Our nation's founding fathers were fascinated by the stories, the heroes, the experiences and the art, architecture and culture of ancient Rome.
They borrowed freely from Roman literature and mythology and were inspired by the Roman republic and its system of laws and governance.
Our ties to the Roman empire are actually deeper and more enduring than you might suspect.
Ancient Rome & America, the wonderful new exhibition at Philadelphia's National Constitution Center, showcases the cultural, political, and social connections between the lost world of ancient Rome and modern America.
Rome, like the United States, overcame a monarchy to become a republic.
Long after the fall of ancient Rome, its heroes and legends have continued to influence future generations. From the battlefields of the revolution to the chambers of Congress, Rome became a part of America’s foundation.
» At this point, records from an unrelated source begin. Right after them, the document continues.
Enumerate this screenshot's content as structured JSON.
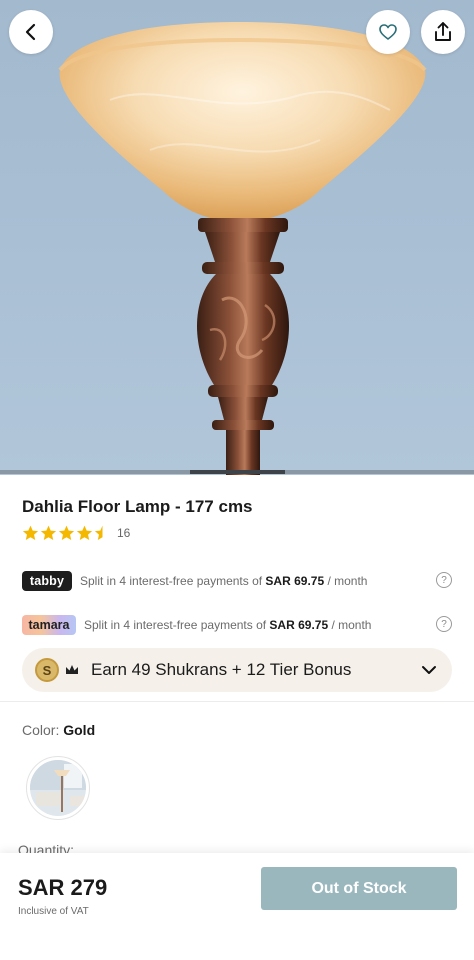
{
  "product": {
    "title": "Dahlia Floor Lamp - 177 cms",
    "rating": 4.5,
    "review_count": "16",
    "image_count": 5,
    "active_image": 3
  },
  "installments": {
    "tabby": {
      "logo": "tabby",
      "text_prefix": "Split in 4 interest-free payments of ",
      "amount": "SAR 69.75",
      "suffix": " / month"
    },
    "tamara": {
      "logo": "tamara",
      "text_prefix": "Split in 4 interest-free payments of ",
      "amount": "SAR 69.75",
      "suffix": " / month"
    }
  },
  "shukran": {
    "coin_letter": "S",
    "text": "Earn 49 Shukrans + 12 Tier Bonus"
  },
  "color": {
    "label": "Color: ",
    "value": "Gold"
  },
  "quantity": {
    "label": "Quantity:"
  },
  "footer": {
    "price": "SAR 279",
    "vat_note": "Inclusive of VAT",
    "button_label": "Out of Stock"
  },
  "icons": {
    "back": "chevron-left-icon",
    "wishlist": "heart-icon",
    "share": "share-icon",
    "help": "question-circle-icon",
    "expand": "chevron-down-icon",
    "crown": "crown-icon"
  },
  "colors": {
    "accent_teal": "#9ab7be",
    "star": "#f5b800",
    "hero_bg": "#a9bfd4"
  }
}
Through marble sculptures, paintings, jewelry, coins, and ceramics, Ancient Rome & America draws striking comparisons between Roman and American culture, from theories of government to slavery and civil war, to continental expansion and worldwide influence.
The exhibition features more than 300 artifacts from Italy and the United States, bringing together a never-before-seen collection from Italy’s leading archaeological institutions in Florence, Naples, and Rome, paired with objects from over 40 lending institutions in the United States. In this exhibition, you will view antiquities that you normally would not be able to see without traveling to Europe.
We've seen the exhibition and we can report that it is through, informative, illuminating and thought-provoking. In short, it's a real eye-opener.
Covering over 8,000 square feet, Ancient Rome and America is organized into five galleries: Introduction, Building a Republic, A Classical Revival, Expansion and Empire, and Epilogue.
This is an exhibition that is easily worth a significant investment of your time. It's really one of the largest and most substantial exhibitions that the NCC has ever hosted.
America and Ancient Rome runs through August 1 and the NCC is open seven days a week.
Don't miss it!